--- EXERCISE AIM ---
Print verbatim every line starting at the one that contains "What's the underlying" and ending at the final line of the records; include both endpoints.

--- INPUT FOR THIS TASK ---
+++
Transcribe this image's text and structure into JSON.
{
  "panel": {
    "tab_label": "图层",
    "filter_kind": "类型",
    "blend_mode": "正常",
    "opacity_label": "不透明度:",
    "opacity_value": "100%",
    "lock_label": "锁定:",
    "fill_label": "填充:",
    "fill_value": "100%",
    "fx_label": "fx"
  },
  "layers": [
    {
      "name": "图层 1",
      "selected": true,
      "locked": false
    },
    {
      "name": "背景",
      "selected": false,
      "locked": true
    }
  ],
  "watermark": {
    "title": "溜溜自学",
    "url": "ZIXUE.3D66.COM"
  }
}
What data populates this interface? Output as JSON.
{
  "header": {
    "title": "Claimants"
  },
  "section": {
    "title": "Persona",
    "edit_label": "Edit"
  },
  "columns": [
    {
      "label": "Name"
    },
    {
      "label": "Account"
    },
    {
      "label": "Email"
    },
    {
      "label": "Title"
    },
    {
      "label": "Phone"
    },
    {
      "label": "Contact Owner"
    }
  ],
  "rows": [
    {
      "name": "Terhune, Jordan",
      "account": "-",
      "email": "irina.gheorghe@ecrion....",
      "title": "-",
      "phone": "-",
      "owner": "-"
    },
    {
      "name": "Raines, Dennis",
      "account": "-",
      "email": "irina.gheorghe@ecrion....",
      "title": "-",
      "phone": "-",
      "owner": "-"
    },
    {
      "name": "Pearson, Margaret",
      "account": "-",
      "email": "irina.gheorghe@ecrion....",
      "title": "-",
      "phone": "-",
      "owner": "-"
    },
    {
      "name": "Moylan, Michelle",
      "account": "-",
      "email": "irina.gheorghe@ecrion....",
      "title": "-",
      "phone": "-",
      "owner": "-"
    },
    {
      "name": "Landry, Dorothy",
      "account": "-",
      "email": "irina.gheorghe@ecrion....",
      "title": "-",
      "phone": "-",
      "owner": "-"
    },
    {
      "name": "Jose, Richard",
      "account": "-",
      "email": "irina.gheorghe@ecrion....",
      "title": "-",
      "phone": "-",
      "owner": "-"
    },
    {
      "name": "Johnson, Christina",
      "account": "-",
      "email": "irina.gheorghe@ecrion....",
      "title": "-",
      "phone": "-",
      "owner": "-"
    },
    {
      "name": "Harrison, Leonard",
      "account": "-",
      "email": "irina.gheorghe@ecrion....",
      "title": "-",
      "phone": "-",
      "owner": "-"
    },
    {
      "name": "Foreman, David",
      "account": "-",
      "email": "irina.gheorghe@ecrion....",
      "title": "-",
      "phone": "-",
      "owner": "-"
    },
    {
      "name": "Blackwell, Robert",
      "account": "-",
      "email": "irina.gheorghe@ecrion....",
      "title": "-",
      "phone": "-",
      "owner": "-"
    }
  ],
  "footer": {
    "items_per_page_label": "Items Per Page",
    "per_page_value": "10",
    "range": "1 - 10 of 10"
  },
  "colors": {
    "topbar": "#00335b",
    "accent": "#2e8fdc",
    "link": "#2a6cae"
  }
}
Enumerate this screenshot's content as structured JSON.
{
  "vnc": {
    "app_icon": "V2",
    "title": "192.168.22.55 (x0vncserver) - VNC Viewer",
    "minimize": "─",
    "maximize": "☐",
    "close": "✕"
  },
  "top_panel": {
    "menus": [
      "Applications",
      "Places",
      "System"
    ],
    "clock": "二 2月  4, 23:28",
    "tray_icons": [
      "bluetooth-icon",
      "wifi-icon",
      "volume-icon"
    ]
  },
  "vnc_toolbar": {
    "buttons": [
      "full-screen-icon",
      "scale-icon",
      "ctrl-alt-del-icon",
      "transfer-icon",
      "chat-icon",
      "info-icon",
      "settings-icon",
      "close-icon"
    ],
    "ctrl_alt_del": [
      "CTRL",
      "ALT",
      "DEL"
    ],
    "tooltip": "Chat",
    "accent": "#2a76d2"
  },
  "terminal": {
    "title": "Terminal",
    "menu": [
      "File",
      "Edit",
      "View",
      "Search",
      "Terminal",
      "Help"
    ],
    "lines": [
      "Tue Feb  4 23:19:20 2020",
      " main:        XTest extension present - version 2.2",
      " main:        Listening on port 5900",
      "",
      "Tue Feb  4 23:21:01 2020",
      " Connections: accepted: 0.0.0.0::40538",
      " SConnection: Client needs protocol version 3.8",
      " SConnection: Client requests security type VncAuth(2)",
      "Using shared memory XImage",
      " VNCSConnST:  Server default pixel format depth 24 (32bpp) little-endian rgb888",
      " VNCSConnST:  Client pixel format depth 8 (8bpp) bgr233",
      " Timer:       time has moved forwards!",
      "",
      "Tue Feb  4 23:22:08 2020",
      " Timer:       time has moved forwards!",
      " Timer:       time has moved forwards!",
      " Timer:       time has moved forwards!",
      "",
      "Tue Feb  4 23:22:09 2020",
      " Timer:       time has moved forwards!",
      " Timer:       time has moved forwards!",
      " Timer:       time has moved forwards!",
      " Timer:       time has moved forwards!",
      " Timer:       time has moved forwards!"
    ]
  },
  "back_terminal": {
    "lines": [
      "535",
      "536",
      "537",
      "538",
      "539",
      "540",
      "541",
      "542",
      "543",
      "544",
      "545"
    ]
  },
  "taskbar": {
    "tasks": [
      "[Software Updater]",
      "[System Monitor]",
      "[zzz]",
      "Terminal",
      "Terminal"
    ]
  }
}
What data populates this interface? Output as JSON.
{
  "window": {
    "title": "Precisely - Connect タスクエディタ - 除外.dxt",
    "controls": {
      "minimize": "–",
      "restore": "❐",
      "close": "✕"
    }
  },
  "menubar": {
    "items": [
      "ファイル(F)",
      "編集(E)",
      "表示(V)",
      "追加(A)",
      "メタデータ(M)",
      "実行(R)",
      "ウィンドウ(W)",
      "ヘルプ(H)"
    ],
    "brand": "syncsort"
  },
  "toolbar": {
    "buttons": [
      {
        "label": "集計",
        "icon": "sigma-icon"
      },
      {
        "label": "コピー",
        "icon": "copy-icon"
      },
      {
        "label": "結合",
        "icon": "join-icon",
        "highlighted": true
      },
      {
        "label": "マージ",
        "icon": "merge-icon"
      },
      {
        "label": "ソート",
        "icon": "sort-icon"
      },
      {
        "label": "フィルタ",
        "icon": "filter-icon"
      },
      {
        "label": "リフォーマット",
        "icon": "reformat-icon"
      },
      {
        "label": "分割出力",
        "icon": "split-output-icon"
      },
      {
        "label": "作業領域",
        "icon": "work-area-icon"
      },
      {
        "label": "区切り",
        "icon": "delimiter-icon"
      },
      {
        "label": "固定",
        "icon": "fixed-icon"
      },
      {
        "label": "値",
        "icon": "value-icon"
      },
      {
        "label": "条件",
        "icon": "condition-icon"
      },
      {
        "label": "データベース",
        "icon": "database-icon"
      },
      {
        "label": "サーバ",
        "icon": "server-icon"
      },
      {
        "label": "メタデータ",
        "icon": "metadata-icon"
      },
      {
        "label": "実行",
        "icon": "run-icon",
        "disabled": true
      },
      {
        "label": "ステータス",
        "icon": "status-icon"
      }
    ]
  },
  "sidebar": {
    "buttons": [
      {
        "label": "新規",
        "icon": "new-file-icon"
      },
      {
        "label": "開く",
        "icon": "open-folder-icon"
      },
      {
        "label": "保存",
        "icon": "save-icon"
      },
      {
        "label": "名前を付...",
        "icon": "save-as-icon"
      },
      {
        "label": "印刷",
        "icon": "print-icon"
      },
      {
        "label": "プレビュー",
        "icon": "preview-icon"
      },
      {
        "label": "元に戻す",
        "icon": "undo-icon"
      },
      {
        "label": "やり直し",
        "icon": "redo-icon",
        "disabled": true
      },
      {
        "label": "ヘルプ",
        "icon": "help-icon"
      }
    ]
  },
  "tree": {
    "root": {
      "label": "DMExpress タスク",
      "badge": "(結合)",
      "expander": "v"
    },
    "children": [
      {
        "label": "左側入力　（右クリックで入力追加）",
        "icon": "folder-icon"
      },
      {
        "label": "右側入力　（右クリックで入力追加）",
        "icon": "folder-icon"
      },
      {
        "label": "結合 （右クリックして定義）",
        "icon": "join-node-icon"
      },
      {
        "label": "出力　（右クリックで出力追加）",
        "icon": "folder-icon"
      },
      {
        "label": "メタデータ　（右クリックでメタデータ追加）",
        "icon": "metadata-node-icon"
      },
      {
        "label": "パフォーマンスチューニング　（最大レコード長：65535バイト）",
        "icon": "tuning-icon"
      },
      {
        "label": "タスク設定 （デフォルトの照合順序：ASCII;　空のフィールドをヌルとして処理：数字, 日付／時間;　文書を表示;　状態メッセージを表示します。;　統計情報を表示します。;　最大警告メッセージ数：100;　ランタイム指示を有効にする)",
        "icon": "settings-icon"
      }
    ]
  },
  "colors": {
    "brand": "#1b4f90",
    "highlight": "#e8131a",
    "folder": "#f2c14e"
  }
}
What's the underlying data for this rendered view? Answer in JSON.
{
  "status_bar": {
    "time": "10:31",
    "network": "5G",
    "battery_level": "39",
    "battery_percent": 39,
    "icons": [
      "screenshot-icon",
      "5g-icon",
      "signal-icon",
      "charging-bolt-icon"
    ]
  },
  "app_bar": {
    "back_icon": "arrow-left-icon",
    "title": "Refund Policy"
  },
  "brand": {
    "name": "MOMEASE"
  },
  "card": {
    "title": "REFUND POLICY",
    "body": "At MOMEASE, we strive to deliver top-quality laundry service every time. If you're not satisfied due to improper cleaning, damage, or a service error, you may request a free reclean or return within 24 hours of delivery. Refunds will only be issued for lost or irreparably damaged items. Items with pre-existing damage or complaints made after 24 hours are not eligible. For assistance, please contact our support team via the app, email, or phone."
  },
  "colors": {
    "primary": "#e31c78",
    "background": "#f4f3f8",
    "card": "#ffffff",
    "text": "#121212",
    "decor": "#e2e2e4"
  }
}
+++
--- RESULT OF THIS TASK ---
What's the underlying data for this rendered view? Answer in JSON.
{
  "status_bar": {
    "time": "10:31",
    "network": "5G",
    "battery_level": "39",
    "battery_percent": 39,
    "icons": [
      "screenshot-icon",
      "5g-icon",
      "signal-icon",
      "charging-bolt-icon"
    ]
  },
  "app_bar": {
    "back_icon": "arrow-left-icon",
    "title": "Refund Policy"
  },
  "brand": {
    "name": "MOMEASE"
  },
  "card": {
    "title": "REFUND POLICY",
    "body": "At MOMEASE, we strive to deliver top-quality laundry service every time. If you're not satisfied due to improper cleaning, damage, or a service error, you may request a free reclean or return within 24 hours of delivery. Refunds will only be issued for lost or irreparably damaged items. Items with pre-existing damage or complaints made after 24 hours are not eligible. For assistance, please contact our support team via the app, email, or phone."
  },
  "colors": {
    "primary": "#e31c78",
    "background": "#f4f3f8",
    "card": "#ffffff",
    "text": "#121212",
    "decor": "#e2e2e4"
  }
}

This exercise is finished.